The French President, Charles de Gaulle, has said he will veto Britain's application to join the Common Market.

1973 U.S.A. -- Gerald R. Ford

The US Senate approved Gerald R. Ford as the nation's 40th vice president, following the resignation of Spiro T. Agnew after pleading guilty to income tax evasion.

1975 United Kingdom -- Scotland / Wales Self Rule

1975: The government of Britain decided to grant partial self-rule to both Scotland and Wales. However, Scotland was not going to allow any action to be used to undermine the unity of Britain. For instance, Scotland would not be awarded huge oil deposits, as that would cause too much disruption.

1975 United Kingdom -- Guinness Book of Records

Guinness Book of Records co-founder and editor Ross McWhirter is shot dead outside his North London home. Police believe it may have been an IRA hit as Mr. McWhirter had offered a reward of £50,000 for information leading to the arrest of IRA bombers.

1978 U.S.A. -- San Francisco Mayor George Moscone

Dan White a former employee murders San Francisco Mayor George Moscone and City Supervisor Harvey Milk when he guns them down in City Hall.

1983 Italy -- Missile Deployment

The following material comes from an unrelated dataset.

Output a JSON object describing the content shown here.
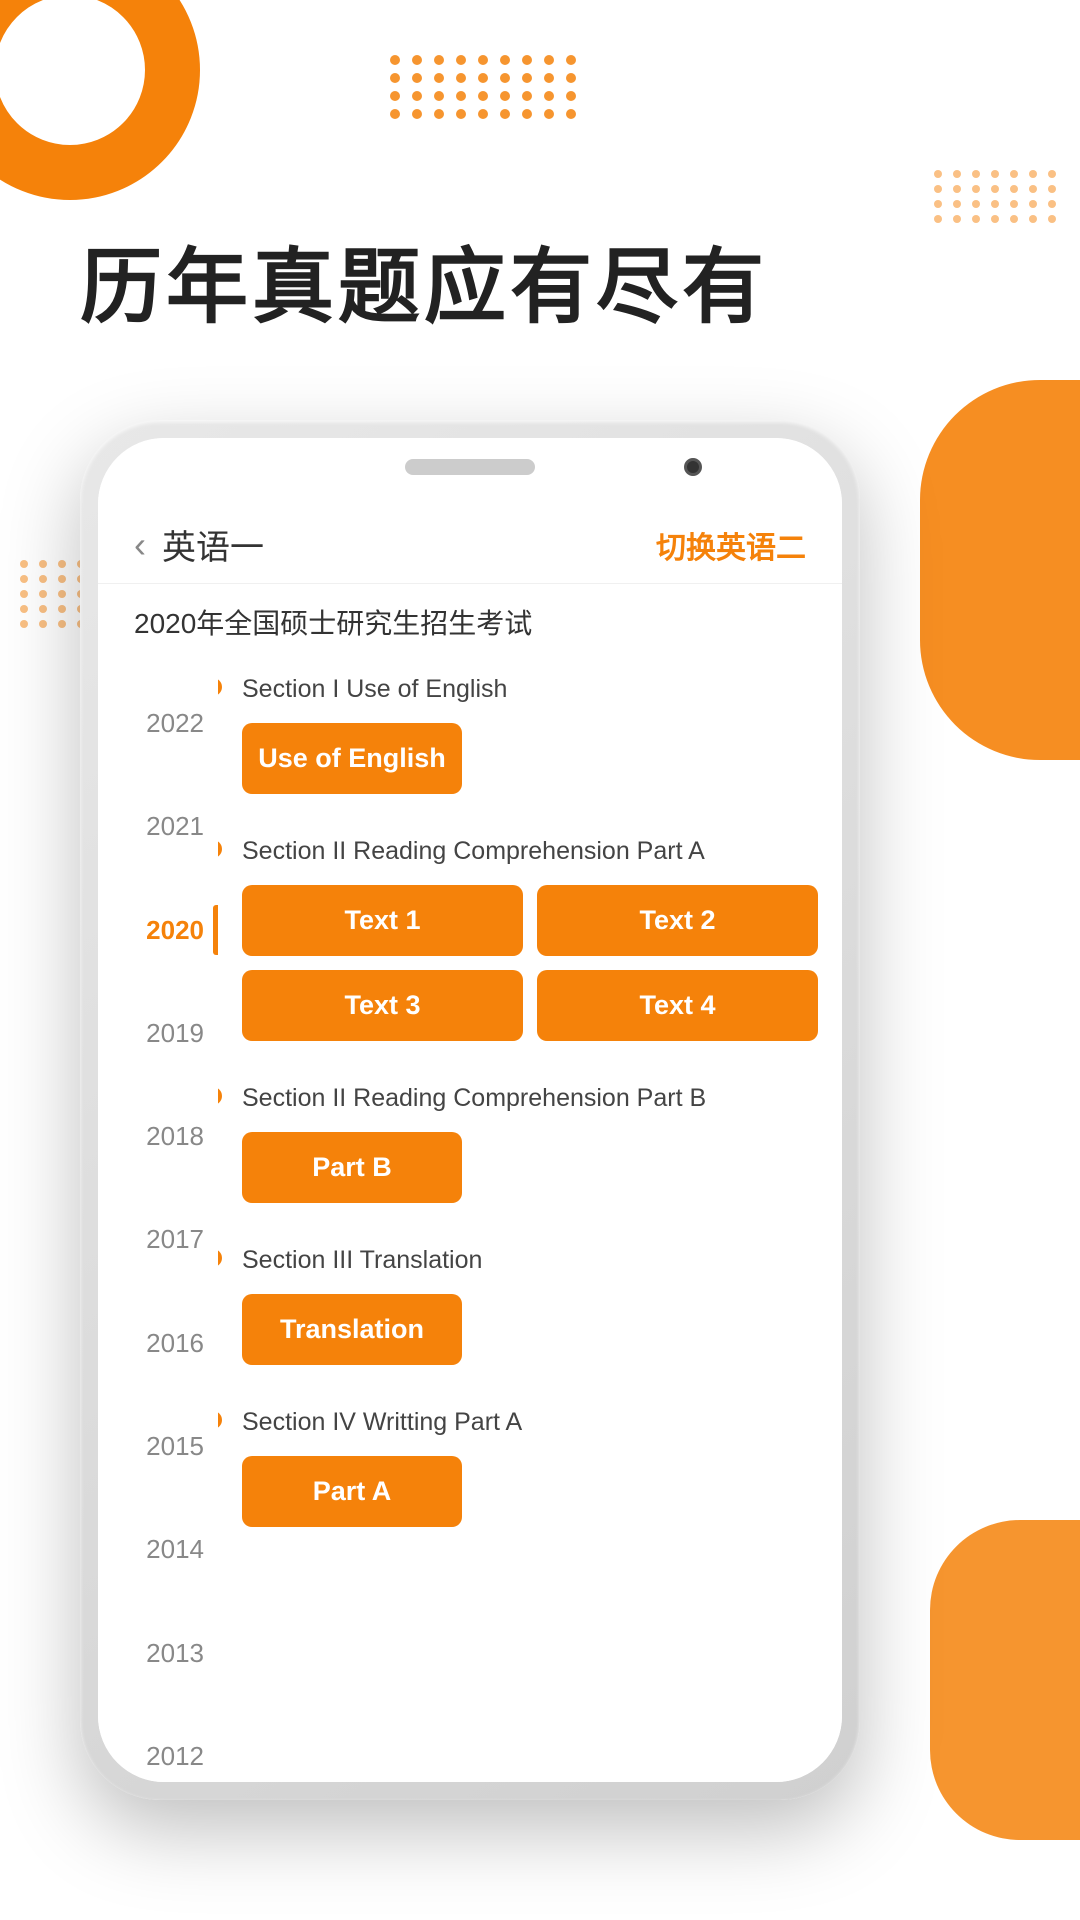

1983 : Missile shipments arrived in Italy. According to the Italian Defense Ministry, these military weapons were scheduled to be strategically placed very soon. Surprisingly to certain groups, anti-war forces had not yet demonstrated in reaction to this missile deployment.

1983 Spain -- Plane Crash

A Boeing 747 jumbo jet traveling from Paris to Madrid crashed today about five miles east of Madrid's Barajas Airport.

1990 UK -- John Major

1990 : John Major is chosen by the Conservative party to succeed Margaret Thatcher as Prime Minister.